[Start of Attachment]

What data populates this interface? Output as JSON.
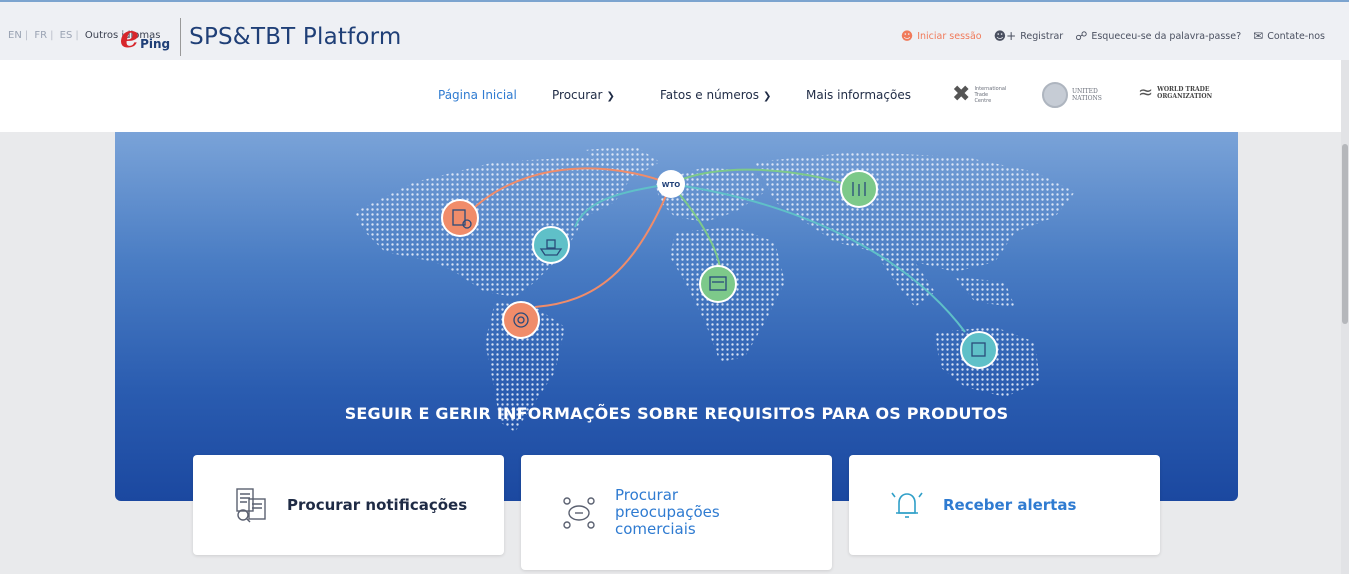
{
  "topbar": {
    "languages": [
      "EN",
      "FR",
      "ES"
    ],
    "other_languages": "Outros idiomas",
    "login": "Iniciar sessão",
    "register": "Registrar",
    "forgot": "Esqueceu-se da palavra-passe?",
    "contact": "Contate-nos"
  },
  "header": {
    "logo_e": "e",
    "logo_ping": "Ping",
    "title": "SPS&TBT Platform",
    "nav": {
      "home": "Página Inicial",
      "search": "Procurar",
      "facts": "Fatos e números",
      "more": "Mais informações"
    },
    "partners": {
      "itc": "International Trade Centre",
      "un": "UNITED NATIONS",
      "wto": "WORLD TRADE ORGANIZATION"
    }
  },
  "hero": {
    "hub_label": "WTO",
    "title": "SEGUIR E GERIR INFORMAÇÕES SOBRE REQUISITOS PARA OS PRODUTOS"
  },
  "cards": [
    {
      "label": "Procurar notificações",
      "icon": "document-search-icon"
    },
    {
      "label": "Procurar preocupações comerciais",
      "icon": "discussion-icon"
    },
    {
      "label": "Receber alertas",
      "icon": "bell-icon"
    }
  ],
  "colors": {
    "accent": "#2f7bd1",
    "brand_red": "#d7262b",
    "navy": "#1f3f77",
    "orange_node": "#f08c6a",
    "teal_node": "#5fc0c8",
    "green_node": "#7dc98a"
  }
}
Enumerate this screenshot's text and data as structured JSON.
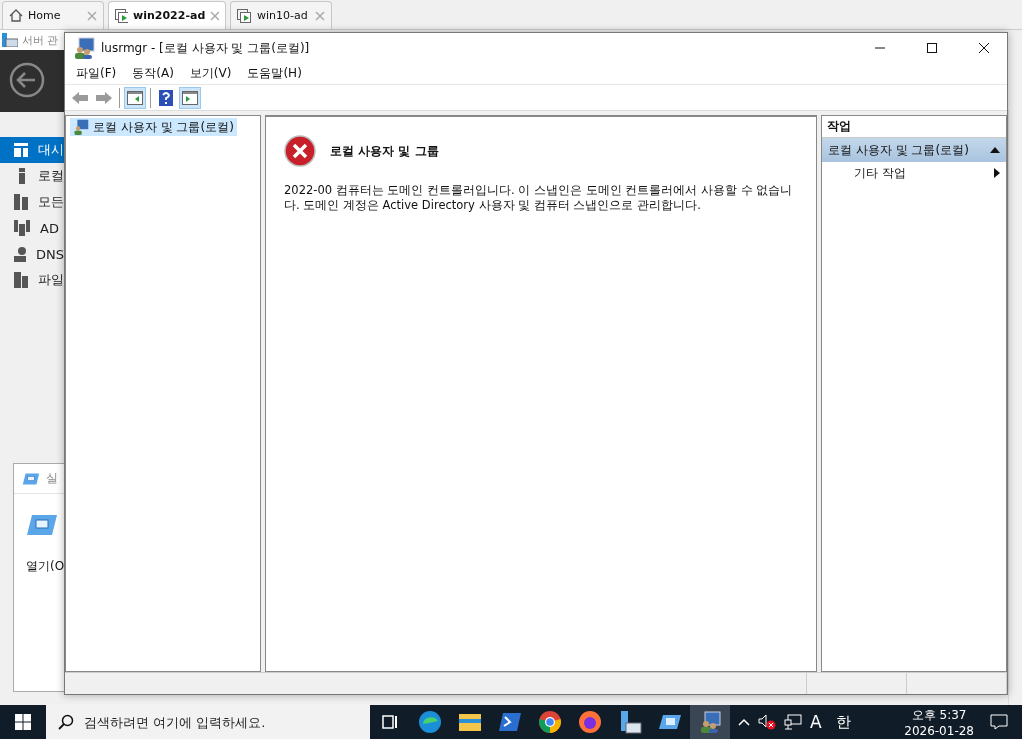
{
  "vm_tabs": [
    {
      "label": "Home",
      "kind": "home",
      "selected": false
    },
    {
      "label": "win2022-ad",
      "kind": "vm",
      "selected": true
    },
    {
      "label": "win10-ad",
      "kind": "vm",
      "selected": false
    }
  ],
  "background_app": {
    "title": "서버 관",
    "nav_items": [
      {
        "label": "대시",
        "kind": "dashboard",
        "selected": true
      },
      {
        "label": "로컬",
        "kind": "local",
        "selected": false
      },
      {
        "label": "모든",
        "kind": "all",
        "selected": false
      },
      {
        "label": "AD",
        "kind": "ad",
        "selected": false
      },
      {
        "label": "DNS",
        "kind": "dns",
        "selected": false
      },
      {
        "label": "파일",
        "kind": "files",
        "selected": false
      }
    ],
    "panel": {
      "title": "실",
      "open_label": "열기(O"
    }
  },
  "window": {
    "title": "lusrmgr - [로컬 사용자 및 그룹(로컬)]",
    "menu": [
      "파일(F)",
      "동작(A)",
      "보기(V)",
      "도움말(H)"
    ],
    "toolbar": [
      {
        "kind": "back",
        "pressed": false
      },
      {
        "kind": "forward",
        "pressed": false
      },
      {
        "kind": "tree",
        "pressed": true
      },
      {
        "kind": "help",
        "pressed": false
      },
      {
        "kind": "actionpane",
        "pressed": true
      }
    ],
    "tree": [
      {
        "label": "로컬 사용자 및 그룹(로컬)",
        "selected": true
      }
    ],
    "content": {
      "heading": "로컬 사용자 및 그룹",
      "message": "2022-00 컴퓨터는 도메인 컨트롤러입니다. 이 스냅인은 도메인 컨트롤러에서 사용할 수 없습니다. 도메인 계정은 Active Directory 사용자 및 컴퓨터 스냅인으로 관리합니다."
    },
    "actions": {
      "header": "작업",
      "sections": [
        {
          "title": "로컬 사용자 및 그룹(로컬)",
          "expanded": true,
          "items": [
            {
              "label": "기타 작업",
              "submenu": true
            }
          ]
        }
      ]
    }
  },
  "taskbar": {
    "search_placeholder": "검색하려면 여기에 입력하세요.",
    "apps": [
      {
        "kind": "taskview",
        "active": false
      },
      {
        "kind": "edge",
        "active": false
      },
      {
        "kind": "explorer",
        "active": false
      },
      {
        "kind": "powershell",
        "active": false
      },
      {
        "kind": "chrome",
        "active": false
      },
      {
        "kind": "firefox",
        "active": false
      },
      {
        "kind": "servermanager",
        "active": false
      },
      {
        "kind": "remote",
        "active": false
      },
      {
        "kind": "users",
        "active": true
      }
    ],
    "ime_mode": "A",
    "ime_lang": "한",
    "time": "오후 5:37",
    "date": "2026-01-28"
  }
}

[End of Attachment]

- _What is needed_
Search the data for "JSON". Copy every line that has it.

- _Solution for this exercise_
What data populates this interface? Output as JSON.
Enumerate this screenshot's text and data as structured JSON.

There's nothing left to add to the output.